Compare 1587 edition: 1 To this reaſonable requeſt had the Lorde Deputie no ſooner condiſcended,Ormonde marcheth to Dublin. than Ormond with a puiſſant army marched towardes Dub|lin, encamping in an Abbey in the ſuburbes of the Citie, named Saint Thomas Court. The approching of ſo greate an army of the Citizens ſuſpected, and alſo of Kildares counſayloures greatly diſliked, laſtly the extortion, that ye law|leſſe Souldyours vſed in the pale by ſeuerall cõ|plaintes detected: theſe three poyntes, with dy|uers other ſuſpitious circumſtances laid and put togither, did miniſter occaſion rather of further diſcorde, than of any preſent agreement.

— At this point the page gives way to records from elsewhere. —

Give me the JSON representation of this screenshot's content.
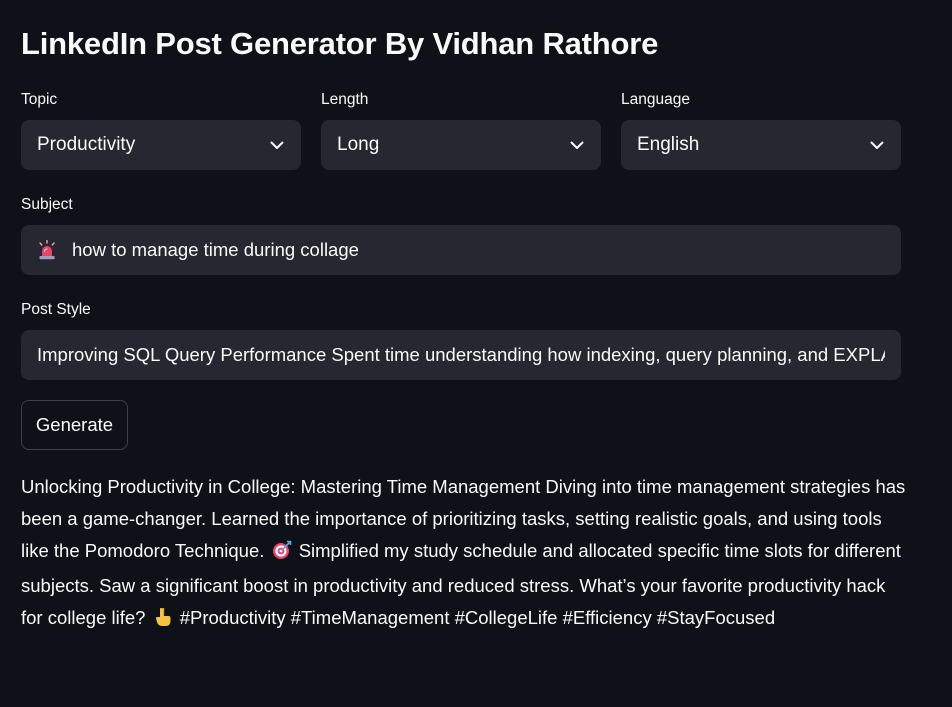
{
  "app": {
    "title": "LinkedIn Post Generator By Vidhan Rathore"
  },
  "controls": {
    "topic": {
      "label": "Topic",
      "value": "Productivity"
    },
    "length": {
      "label": "Length",
      "value": "Long"
    },
    "language": {
      "label": "Language",
      "value": "English"
    }
  },
  "subject": {
    "label": "Subject",
    "value": "how to manage time during collage",
    "icon": "siren-icon"
  },
  "post_style": {
    "label": "Post Style",
    "value": "Improving SQL Query Performance Spent time understanding how indexing, query planning, and EXPLAIN"
  },
  "generate_button": {
    "label": "Generate"
  },
  "output": {
    "part1": "Unlocking Productivity in College: Mastering Time Management Diving into time management strategies has been a game-changer. Learned the importance of prioritizing tasks, setting realistic goals, and using tools like the Pomodoro Technique.",
    "part2": "Simplified my study schedule and allocated specific time slots for different subjects. Saw a significant boost in productivity and reduced stress. What’s your favorite productivity hack for college life?",
    "part3": "#Productivity #TimeManagement #CollegeLife #Efficiency #StayFocused",
    "emoji1": "direct-hit-icon",
    "emoji2": "pointing-down-icon"
  },
  "colors": {
    "background": "#0e1117",
    "widget_background": "#262730",
    "text": "#fafafa"
  }
}
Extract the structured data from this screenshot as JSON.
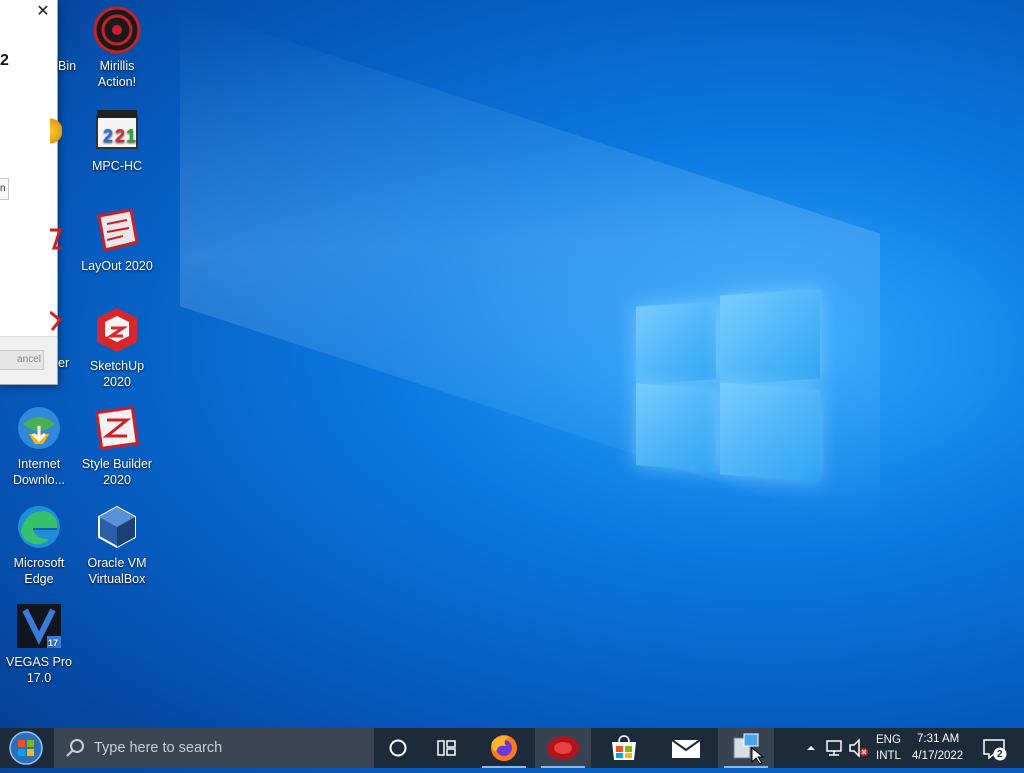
{
  "dialog": {
    "title_fragment": "2",
    "field_fragment": "n",
    "cancel_label": "ancel",
    "close_glyph": "✕"
  },
  "desktop": {
    "partial_labels": [
      "Bin",
      "er"
    ],
    "icons": [
      {
        "line1": "Mirillis",
        "line2": "Action!",
        "icon": "mirillis-action-icon"
      },
      {
        "line1": "MPC-HC",
        "line2": "",
        "icon": "mpc-hc-icon"
      },
      {
        "line1": "LayOut 2020",
        "line2": "",
        "icon": "layout-2020-icon"
      },
      {
        "line1": "SketchUp",
        "line2": "2020",
        "icon": "sketchup-2020-icon"
      },
      {
        "line1": "Internet",
        "line2": "Downlo...",
        "icon": "internet-download-manager-icon"
      },
      {
        "line1": "Style Builder",
        "line2": "2020",
        "icon": "style-builder-2020-icon"
      },
      {
        "line1": "Microsoft",
        "line2": "Edge",
        "icon": "microsoft-edge-icon"
      },
      {
        "line1": "Oracle VM",
        "line2": "VirtualBox",
        "icon": "oracle-vm-virtualbox-icon"
      },
      {
        "line1": "VEGAS Pro",
        "line2": "17.0",
        "icon": "vegas-pro-17-icon"
      }
    ]
  },
  "taskbar": {
    "search_placeholder": "Type here to search",
    "language_line1": "ENG",
    "language_line2": "INTL",
    "time": "7:31 AM",
    "date": "4/17/2022",
    "notification_count": "2"
  },
  "colors": {
    "taskbar": "#1c2a3a",
    "search_box": "#3a4452",
    "desktop_blue": "#0a78e0"
  }
}
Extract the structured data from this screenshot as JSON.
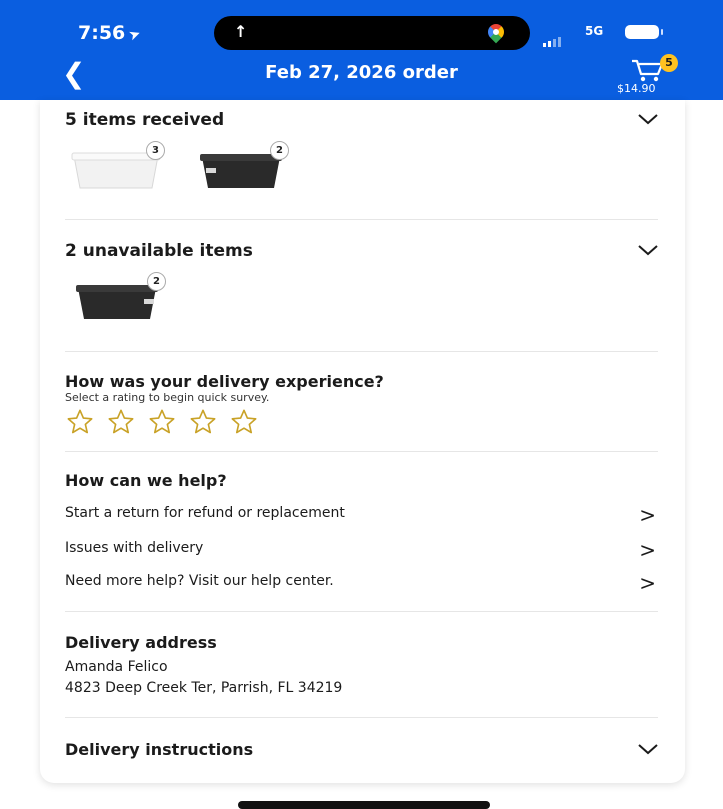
{
  "status_bar": {
    "time": "7:56",
    "network": "5G"
  },
  "header": {
    "title": "Feb 27, 2026 order",
    "cart_count": "5",
    "cart_total": "$14.90"
  },
  "received": {
    "title": "5 items received",
    "items": [
      {
        "color": "#eeeeee",
        "qty": "3"
      },
      {
        "color": "#2a2a2a",
        "qty": "2"
      }
    ]
  },
  "unavailable": {
    "title": "2 unavailable items",
    "items": [
      {
        "color": "#2a2a2a",
        "qty": "2"
      }
    ]
  },
  "survey": {
    "question": "How was your delivery experience?",
    "subtitle": "Select a rating to begin quick survey.",
    "max_stars": 5,
    "rating": 0,
    "star_color": "#c9a227"
  },
  "help": {
    "title": "How can we help?",
    "links": [
      "Start a return for refund or replacement",
      "Issues with delivery",
      "Need more help? Visit our help center."
    ]
  },
  "address": {
    "title": "Delivery address",
    "name": "Amanda Felico",
    "street": "4823 Deep Creek Ter, Parrish, FL 34219"
  },
  "instructions": {
    "title": "Delivery instructions"
  },
  "colors": {
    "brand_blue": "#0a5ee0",
    "badge_yellow": "#ffc220"
  }
}
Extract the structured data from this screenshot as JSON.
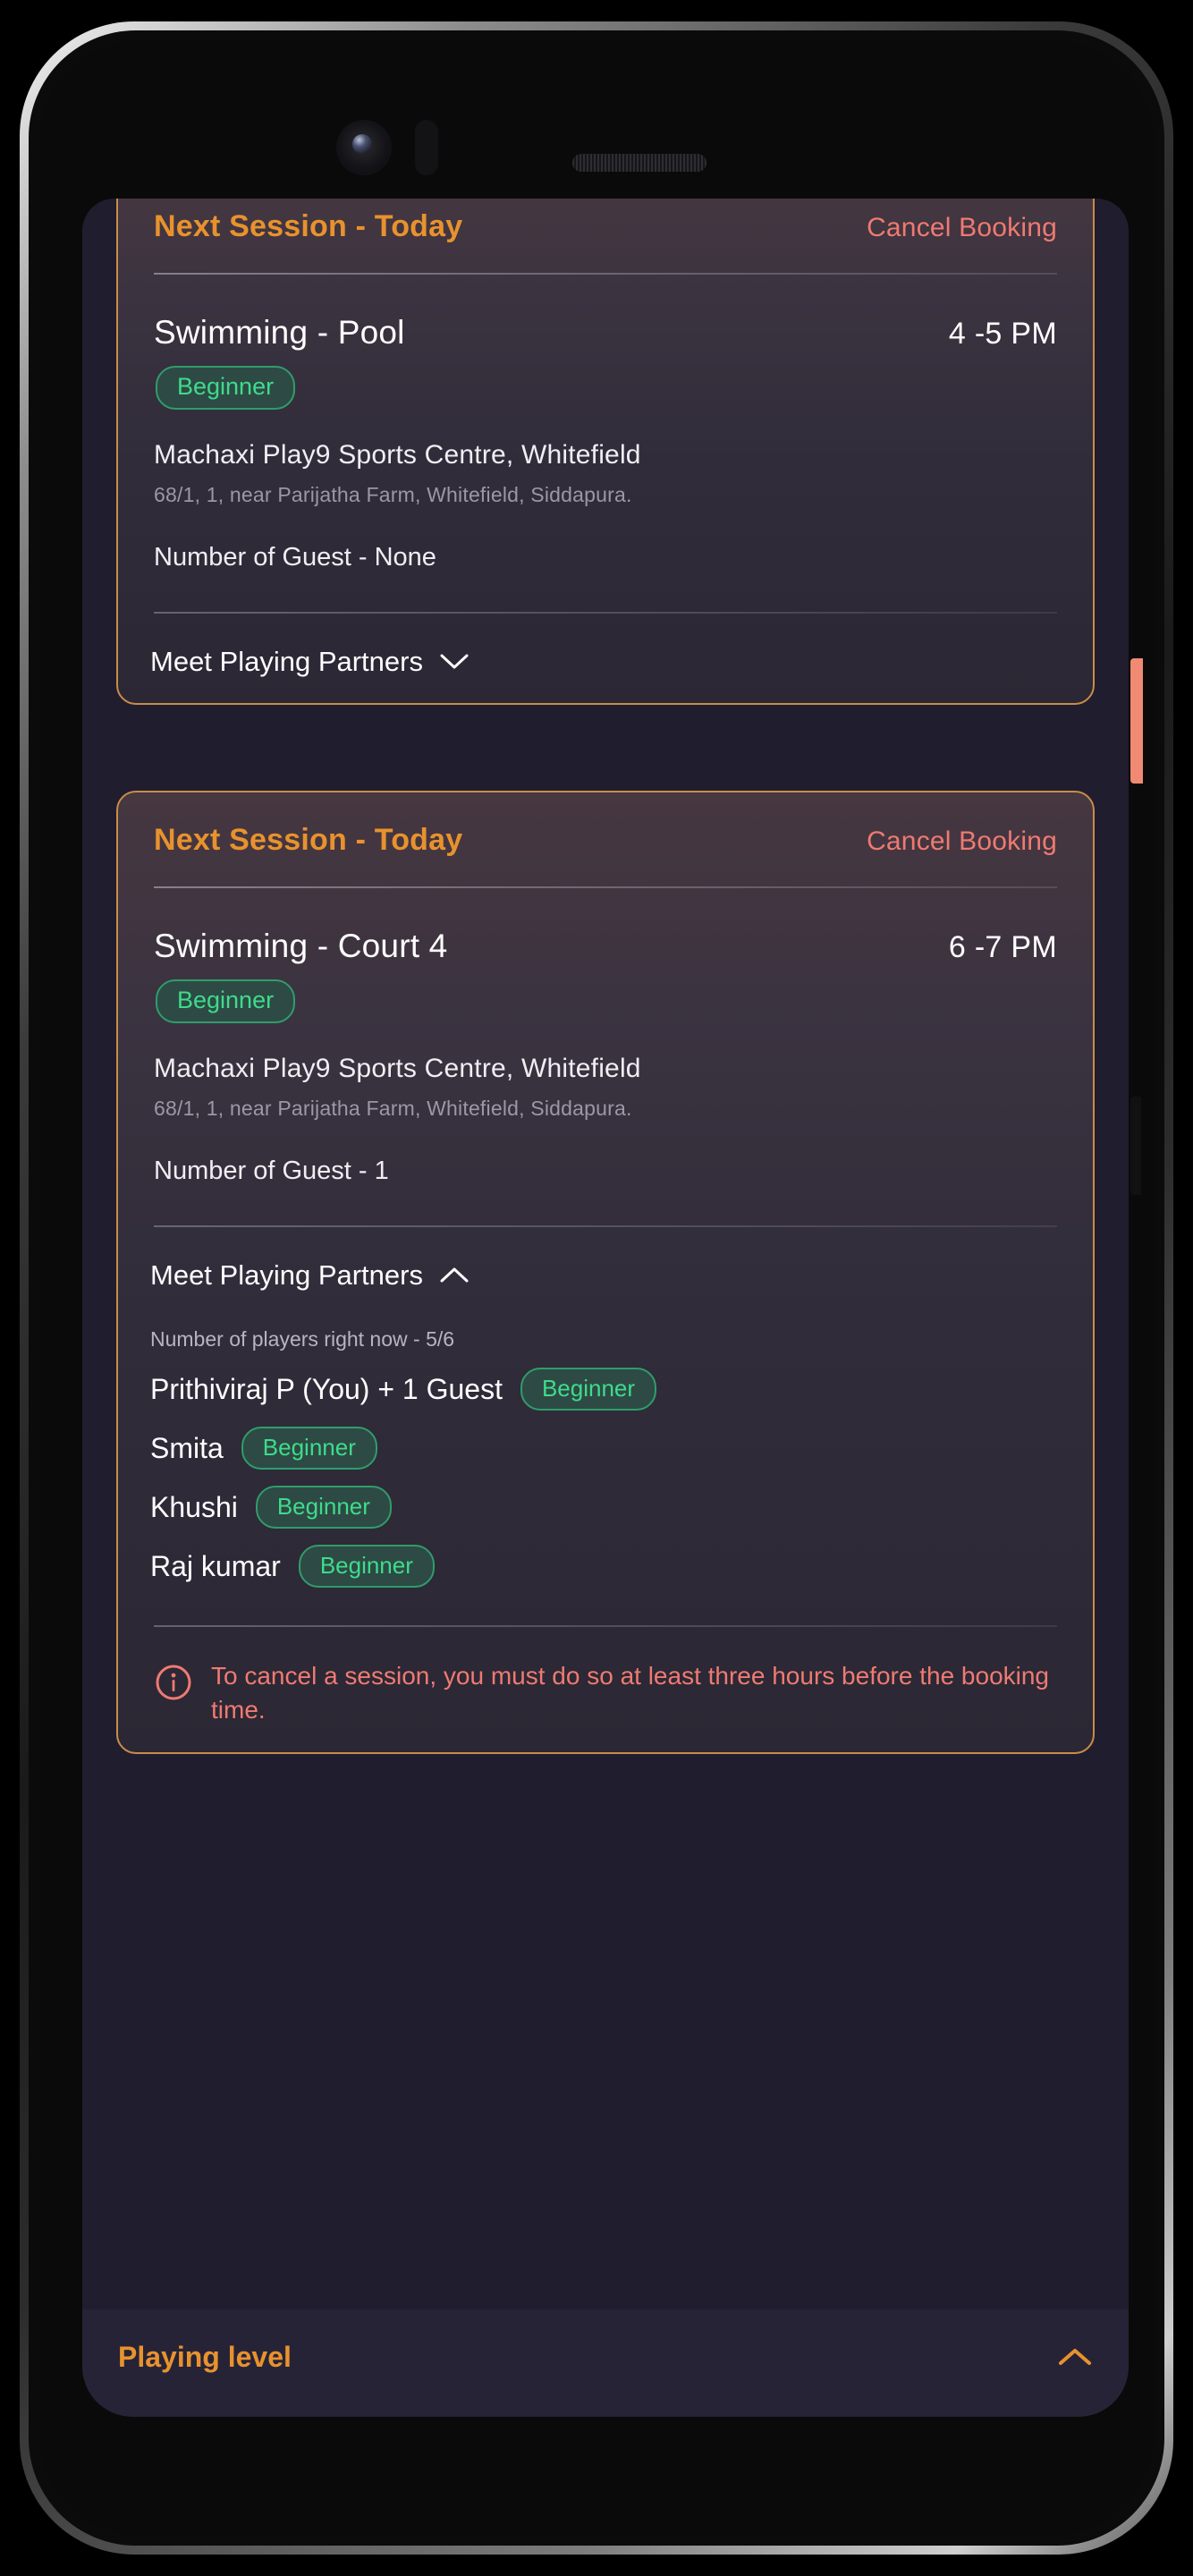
{
  "app": {
    "background_color": "#201d2e",
    "accent_orange": "#e8922e",
    "accent_coral": "#ef7a72",
    "accent_green": "#3ddc8b",
    "card_border": "#c98c4a"
  },
  "sessions": [
    {
      "header_label": "Next Session - Today",
      "cancel_label": "Cancel Booking",
      "title": "Swimming - Pool",
      "time": "4 -5 PM",
      "level_badge": "Beginner",
      "venue": "Machaxi Play9 Sports Centre, Whitefield",
      "address": "68/1, 1, near Parijatha Farm, Whitefield, Siddapura.",
      "guests": "Number of Guest - None",
      "partners_label": "Meet Playing Partners",
      "partners_expanded": false,
      "chevron_icon": "chevron-down-icon"
    },
    {
      "header_label": "Next Session - Today",
      "cancel_label": "Cancel Booking",
      "title": "Swimming - Court 4",
      "time": "6 -7 PM",
      "level_badge": "Beginner",
      "venue": "Machaxi Play9 Sports Centre, Whitefield",
      "address": "68/1, 1, near Parijatha Farm, Whitefield, Siddapura.",
      "guests": "Number of Guest - 1",
      "partners_label": "Meet Playing Partners",
      "partners_expanded": true,
      "chevron_icon": "chevron-up-icon",
      "players_count_label": "Number of players right now - 5/6",
      "players": [
        {
          "name": "Prithiviraj P (You) + 1 Guest",
          "level": "Beginner"
        },
        {
          "name": "Smita",
          "level": "Beginner"
        },
        {
          "name": "Khushi",
          "level": "Beginner"
        },
        {
          "name": "Raj kumar",
          "level": "Beginner"
        }
      ],
      "notice": {
        "icon": "info-icon",
        "text": "To cancel a session, you must do so at least three hours before the booking time."
      }
    }
  ],
  "bottom_bar": {
    "label": "Playing level",
    "chevron_icon": "chevron-up-icon"
  }
}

Compare 1587 edition: 1 Ormonde perſiſting ſtill in his humble ſute, ſent hys meſſenger to the Lord Deputie, decla|ring, that he was preſt and ready to accompliſhe the tenoure of his letters, and there did attende (as became him) his Lordſhip his pleaſure. And as for the company, he brought with him from Mounſter, albeit ſuſpitious braynes did rather of a malitious craftineſſe ſurmiſe the worſt, thã of charitable wiſedome dyd iudge the beſt, yet notwithſtanding, vppon conference had wyth his Lordſhippe, hee woulde not doubt to ſatiſfye hym at full in all poyntes, wherewith hee coulde bee with anye coulour charged, and ſo to ſtoppe vppe the ſpring, from whence, all theſe enuious ſuſpitions guſhed. Kildare with this mild meſ|ſage entreated, appoynted the meeting to bee at S. Patricke his Churche: where, as they were ripping vpone to the other their mutuall quar|rels, rather recounting the damage [...] they ſuſtei|ned, than acknowledging the iniuries they offe|red: the Citizens and Ormond his army,The Citie in an vprore. fell at ſome iarre, for ye oppreſſion & exaction with whi|che ye ſouldiers ſurcharged them. With whome, as part of the Citizens bickered, ſo a round knot of archers ruſht into the Churche, meanyng to haue murthered Ormond, a [...] the Captain [...] and belweather of al theſe lawleſſerab [...]e. The Erle of Ormond [...] ſ [...]ſpecting that he had bin betrayd, fled to the Chapitre houſe, put too the dore, ſpar|ring it with might and mayne. The Citizens in their rage, imagining that euery poſt in the Churche had bin [...] of ye Souldyers ſhot habbe or nabbe at randon vppe to the Roode lofte, and to the Chancell, leauing foure of theyr EEBO page image 78 arrowes ſticking in the Images.